“There’s nothing stated in your ordinance right now, which is the code, that tells you what you’re supposed to do about the parks,” he continued. “You guys want to have parks, but you need to have it in there so they can prepare for that. That’s all I’m saying.”
Stange said the city would take the suggestion under advisement.
Hodapp went on to express concerns about thousands of dollars in engineering fees billed to him for plat and construction document review.
“I’m just going on what the developer’s agreement says, that I’m supposed to pay for any inspections that are done at the job site,” he said. “Not every communication the city has with Dave (City Engineer Dave Schechinger), not every communication I have with Dave.”
Stange asked if Hodapp felt the city should pay for engineering fees associated with the development and asked City Attorney Olson if it was normal practice.
Olson indicated part of the problem derived from Schechinger making corrections in the field.
“You’re not going to get all that stuff for free,” Olson said. “The developers shouldn’t expect the town to be paying for development costs.”
Rasmussen noted when private developers apply to the city for a site plan, zoning, annexation or subdivision, they agree as part of the process to reimburse engineering fees.
Hodapp also asked the city to reconsider holding the escrow for the subdivision until seeding germinated.
Schechinger noted the escrow was set up to ensure the city would not have to pay for an uncompleted punch list item.

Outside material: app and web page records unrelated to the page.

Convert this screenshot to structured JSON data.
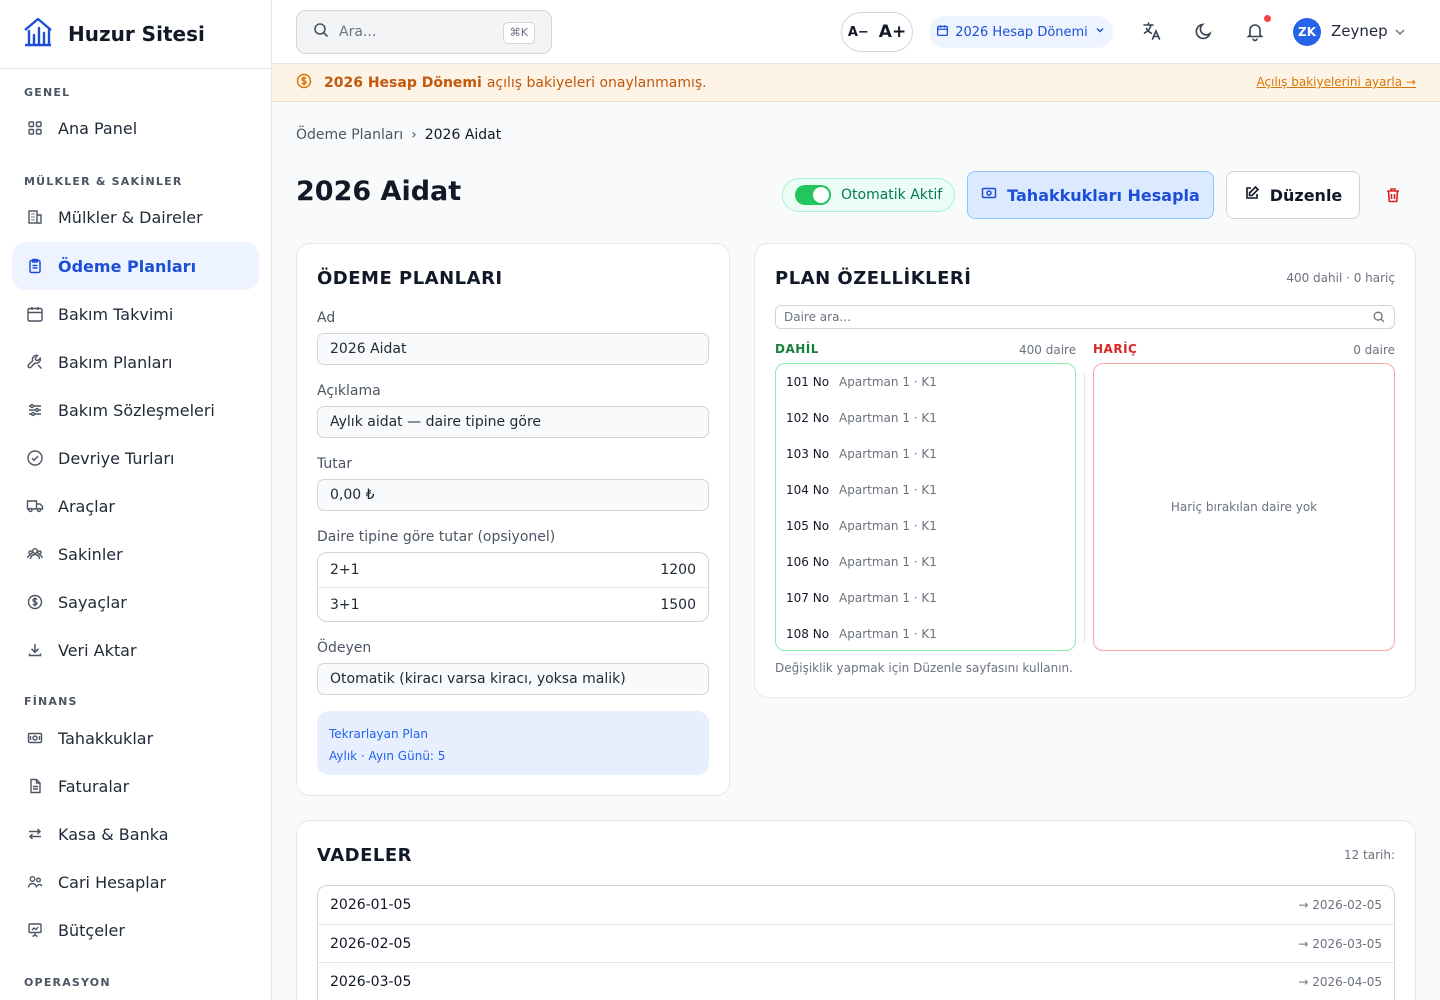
{
  "brand": {
    "name": "Huzur Sitesi"
  },
  "sidebar": {
    "sections": [
      {
        "label": "GENEL"
      },
      {
        "label": "MÜLKLER & SAKİNLER"
      },
      {
        "label": "FİNANS"
      },
      {
        "label": "OPERASYON"
      }
    ],
    "items": [
      {
        "label": "Ana Panel",
        "icon": "grid-icon"
      },
      {
        "label": "Mülkler & Daireler",
        "icon": "building-icon"
      },
      {
        "label": "Ödeme Planları",
        "icon": "clipboard-icon",
        "active": true
      },
      {
        "label": "Bakım Takvimi",
        "icon": "calendar-icon"
      },
      {
        "label": "Bakım Planları",
        "icon": "wrench-icon"
      },
      {
        "label": "Bakım Sözleşmeleri",
        "icon": "sliders-icon"
      },
      {
        "label": "Devriye Turları",
        "icon": "check-circle-icon"
      },
      {
        "label": "Araçlar",
        "icon": "truck-icon"
      },
      {
        "label": "Sakinler",
        "icon": "users-icon"
      },
      {
        "label": "Sayaçlar",
        "icon": "dollar-circle-icon"
      },
      {
        "label": "Veri Aktar",
        "icon": "download-icon"
      },
      {
        "label": "Tahakkuklar",
        "icon": "banknote-icon"
      },
      {
        "label": "Faturalar",
        "icon": "file-icon"
      },
      {
        "label": "Kasa & Banka",
        "icon": "transfer-icon"
      },
      {
        "label": "Cari Hesaplar",
        "icon": "user-group-icon"
      },
      {
        "label": "Bütçeler",
        "icon": "presentation-icon"
      }
    ]
  },
  "header": {
    "search_placeholder": "Ara...",
    "search_shortcut": "⌘K",
    "font_decrease": "A−",
    "font_increase": "A+",
    "period": "2026 Hesap Dönemi",
    "user_initials": "ZK",
    "user_name": "Zeynep"
  },
  "banner": {
    "strong": "2026 Hesap Dönemi",
    "text": "açılış bakiyeleri onaylanmamış.",
    "link": "Açılış bakiyelerini ayarla →"
  },
  "breadcrumb": {
    "parent": "Ödeme Planları",
    "separator": "›",
    "current": "2026 Aidat"
  },
  "page": {
    "title": "2026 Aidat",
    "toggle_label": "Otomatik Aktif",
    "calculate_button": "Tahakkukları Hesapla",
    "edit_button": "Düzenle"
  },
  "plan_form": {
    "title": "ÖDEME PLANLARI",
    "name_label": "Ad",
    "name_value": "2026 Aidat",
    "description_label": "Açıklama",
    "description_value": "Aylık aidat — daire tipine göre",
    "amount_label": "Tutar",
    "amount_value": "0,00 ₺",
    "type_amount_label": "Daire tipine göre tutar (opsiyonel)",
    "type_amounts": [
      {
        "type": "2+1",
        "amount": "1200"
      },
      {
        "type": "3+1",
        "amount": "1500"
      }
    ],
    "payer_label": "Ödeyen",
    "payer_value": "Otomatik (kiracı varsa kiracı, yoksa malik)",
    "recurring_title": "Tekrarlayan Plan",
    "recurring_detail": "Aylık · Ayın Günü: 5"
  },
  "plan_props": {
    "title": "PLAN ÖZELLİKLERİ",
    "summary": "400 dahil · 0 hariç",
    "search_placeholder": "Daire ara...",
    "included_label": "DAHİL",
    "included_count": "400 daire",
    "excluded_label": "HARİÇ",
    "excluded_count": "0 daire",
    "included_units": [
      {
        "no": "101 No",
        "location": "Apartman 1 · K1"
      },
      {
        "no": "102 No",
        "location": "Apartman 1 · K1"
      },
      {
        "no": "103 No",
        "location": "Apartman 1 · K1"
      },
      {
        "no": "104 No",
        "location": "Apartman 1 · K1"
      },
      {
        "no": "105 No",
        "location": "Apartman 1 · K1"
      },
      {
        "no": "106 No",
        "location": "Apartman 1 · K1"
      },
      {
        "no": "107 No",
        "location": "Apartman 1 · K1"
      },
      {
        "no": "108 No",
        "location": "Apartman 1 · K1"
      }
    ],
    "excluded_empty": "Hariç bırakılan daire yok",
    "hint": "Değişiklik yapmak için Düzenle sayfasını kullanın."
  },
  "due_dates": {
    "title": "VADELER",
    "count": "12 tarih:",
    "rows": [
      {
        "date": "2026-01-05",
        "next": "→ 2026-02-05"
      },
      {
        "date": "2026-02-05",
        "next": "→ 2026-03-05"
      },
      {
        "date": "2026-03-05",
        "next": "→ 2026-04-05"
      }
    ]
  },
  "colors": {
    "accent": "#1d4ed8",
    "active_bg": "#eef4ff",
    "success": "#22c55e",
    "included_green": "#15803d",
    "excluded_red": "#dc2626",
    "warning": "#c2580c"
  }
}
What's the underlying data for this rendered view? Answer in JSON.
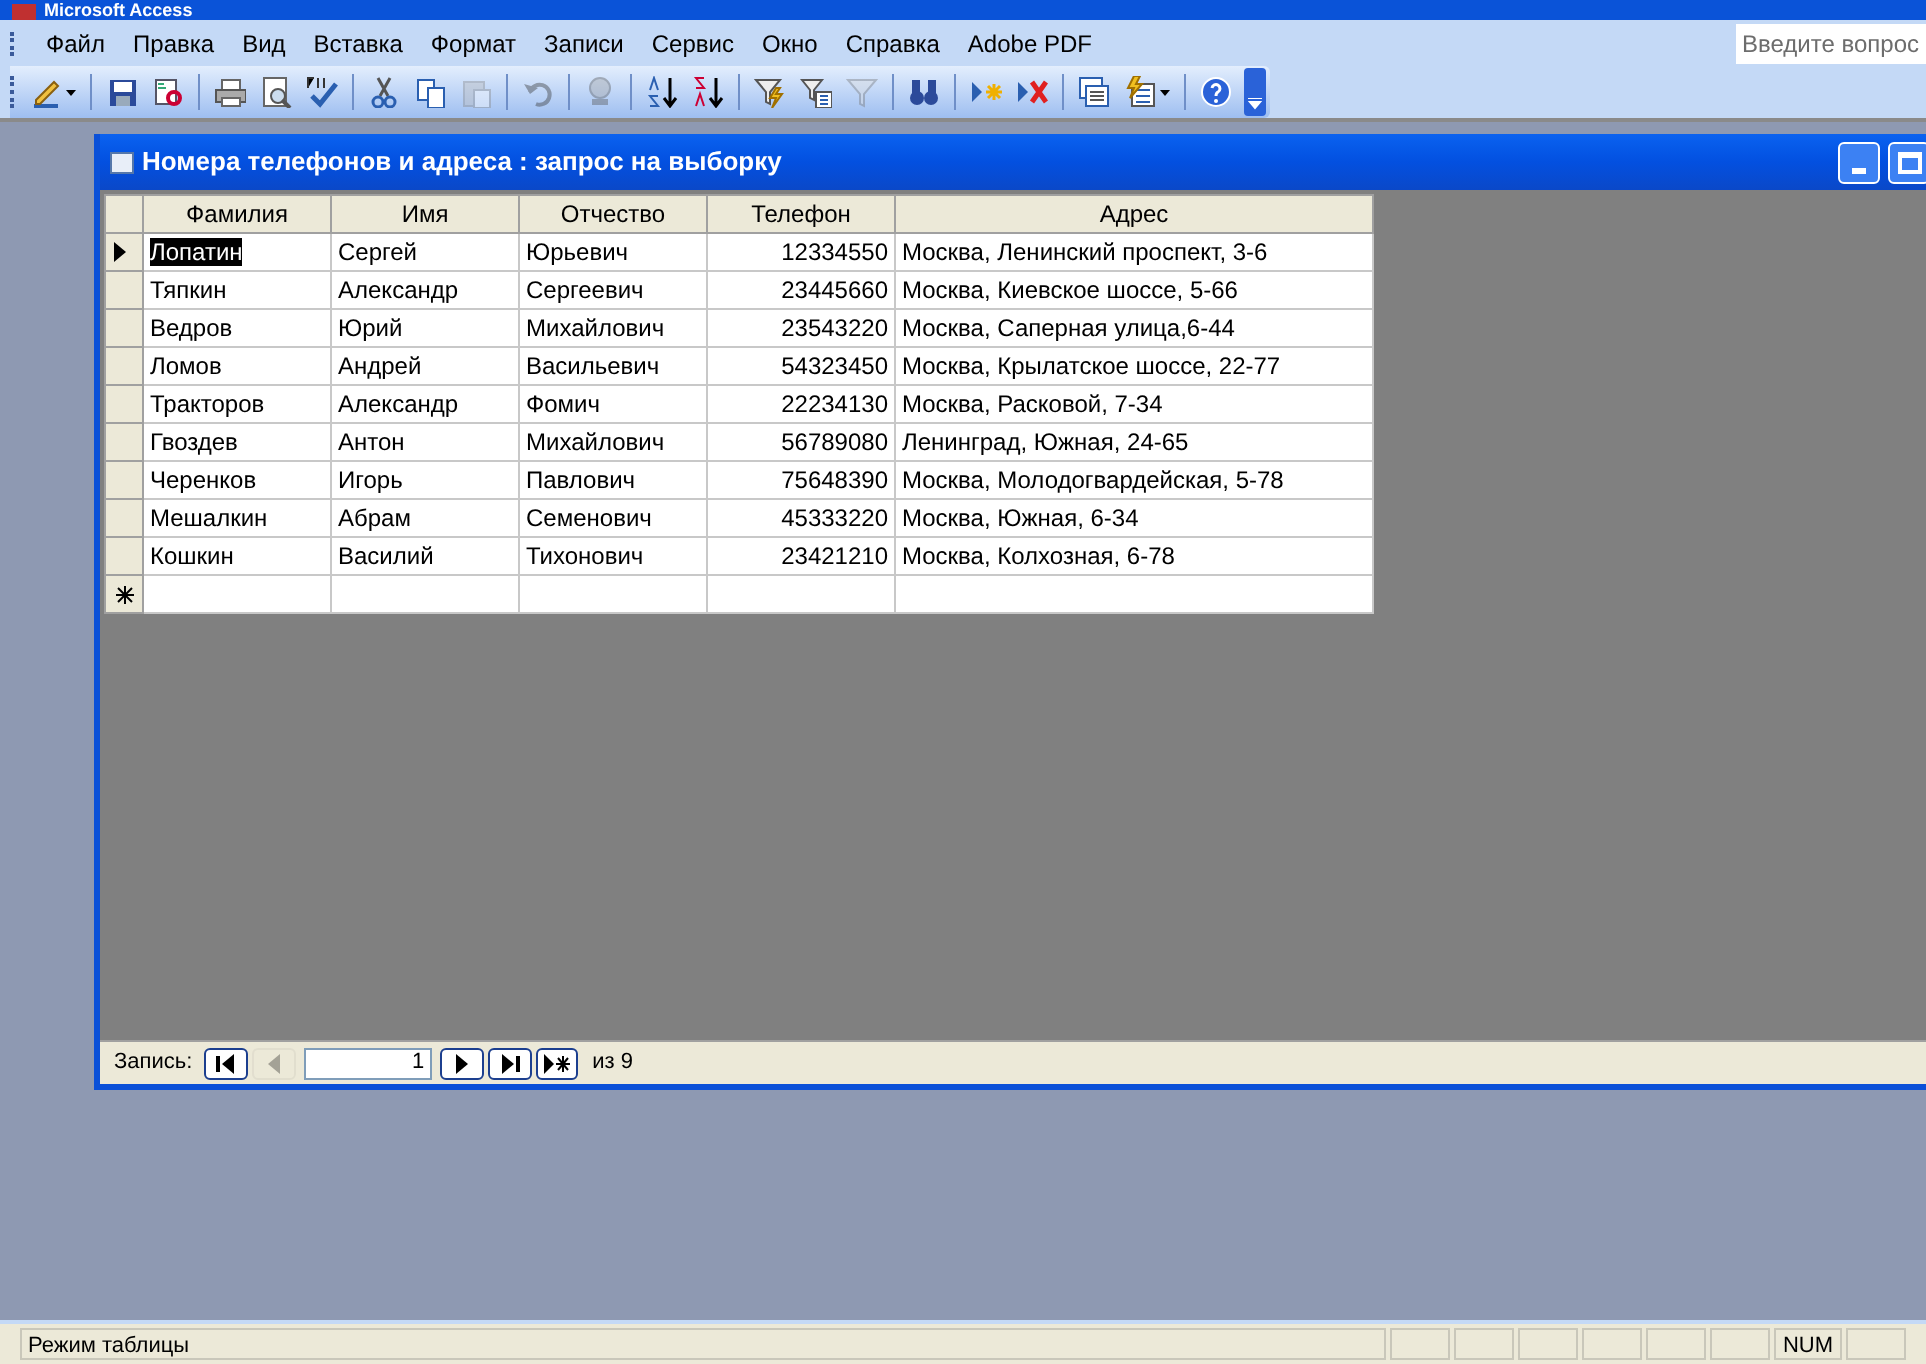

Stange asked council members if they had problems with any of the processes, and received no comments.